An Olive-sided Flycatcher was a little more cooperative.
As was this Northern Waterthrush. It sure looks all fattened up for the winter.
Still very little odonate and butterfly activity. Waiting on rain like I am, I guess. Here's a nice specimen of a Saltbush Sootywing, the first I've seen of that species this year.
I did see a [Rhionaeschna] darner today but it didn't land and I couldn't get focused on it in flight. Probably a Blue-eyed, but could have been an Arroyo or Turquoise-tipped.

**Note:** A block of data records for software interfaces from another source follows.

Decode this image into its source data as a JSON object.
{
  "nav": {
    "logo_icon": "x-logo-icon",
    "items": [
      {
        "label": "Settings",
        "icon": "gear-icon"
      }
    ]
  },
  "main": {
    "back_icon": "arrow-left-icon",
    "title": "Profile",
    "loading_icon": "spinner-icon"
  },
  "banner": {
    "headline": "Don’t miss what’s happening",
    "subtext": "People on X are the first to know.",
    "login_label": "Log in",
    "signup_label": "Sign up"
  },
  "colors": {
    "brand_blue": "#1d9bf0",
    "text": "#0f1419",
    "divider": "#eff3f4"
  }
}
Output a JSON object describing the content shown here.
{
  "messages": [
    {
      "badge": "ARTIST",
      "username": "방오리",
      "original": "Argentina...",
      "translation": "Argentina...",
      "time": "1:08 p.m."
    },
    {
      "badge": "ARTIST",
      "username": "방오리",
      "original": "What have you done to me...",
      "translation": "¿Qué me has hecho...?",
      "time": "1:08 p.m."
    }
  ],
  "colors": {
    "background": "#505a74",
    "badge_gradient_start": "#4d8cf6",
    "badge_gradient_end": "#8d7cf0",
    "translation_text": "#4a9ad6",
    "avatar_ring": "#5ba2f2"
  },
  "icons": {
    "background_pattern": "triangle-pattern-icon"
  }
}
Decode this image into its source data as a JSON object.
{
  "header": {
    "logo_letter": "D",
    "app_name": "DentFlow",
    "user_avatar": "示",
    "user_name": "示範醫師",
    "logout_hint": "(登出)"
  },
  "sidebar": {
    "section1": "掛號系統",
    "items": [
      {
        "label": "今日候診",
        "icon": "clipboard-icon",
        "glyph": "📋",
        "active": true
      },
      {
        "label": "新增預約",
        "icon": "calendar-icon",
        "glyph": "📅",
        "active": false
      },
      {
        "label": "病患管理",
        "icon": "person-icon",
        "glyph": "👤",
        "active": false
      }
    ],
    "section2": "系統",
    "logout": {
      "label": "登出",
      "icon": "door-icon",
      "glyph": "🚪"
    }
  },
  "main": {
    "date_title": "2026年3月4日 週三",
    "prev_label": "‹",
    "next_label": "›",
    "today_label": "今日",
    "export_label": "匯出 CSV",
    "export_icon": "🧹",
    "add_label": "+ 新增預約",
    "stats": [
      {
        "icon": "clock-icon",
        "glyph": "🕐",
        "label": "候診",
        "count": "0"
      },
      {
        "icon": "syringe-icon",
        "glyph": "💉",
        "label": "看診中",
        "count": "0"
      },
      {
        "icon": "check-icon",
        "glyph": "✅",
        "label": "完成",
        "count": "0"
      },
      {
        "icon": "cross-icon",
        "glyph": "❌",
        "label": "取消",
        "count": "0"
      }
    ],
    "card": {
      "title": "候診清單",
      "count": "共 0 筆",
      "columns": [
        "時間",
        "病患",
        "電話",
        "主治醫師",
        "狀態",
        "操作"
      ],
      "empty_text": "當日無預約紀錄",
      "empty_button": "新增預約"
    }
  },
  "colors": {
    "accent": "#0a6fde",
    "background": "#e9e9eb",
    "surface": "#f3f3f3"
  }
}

Copulating damselflies are easy to zero in on, but when they're as small as these Desert Firetails, I almost never get a sharp photo. Today was no exception.
Kelly Bryan and his group of hummingbird banders managed to band around 200 hummers of 8 species today at his place in the Davis Mountains. They'll be lucky to get four species here tomorrow. And lucky to get 40 hummingbirds total. To be updated with photos tomorrow. Since my help won't be needed, I plan to take pictures. Kind of a vacation within a vacation.
HOLD THE PRESSES! After blogging, around 8 PM, I went out to check things and fill a few hummingbird feeders, getting ready for tomorrow, when I saw a dragonfly going to roost low in a tree. I hurried to the pickup for my cameras. I do not do good photography in near darkness. So with each camera (Canon & Lumix) I tried all the settings, flash, monopod, etc I could think of. My hunch was correct, it was a Spot-winged Glider. Not a new oasis species but one I don't see very often. Pleasant surprise. Can't wait to see what tomorrow brings.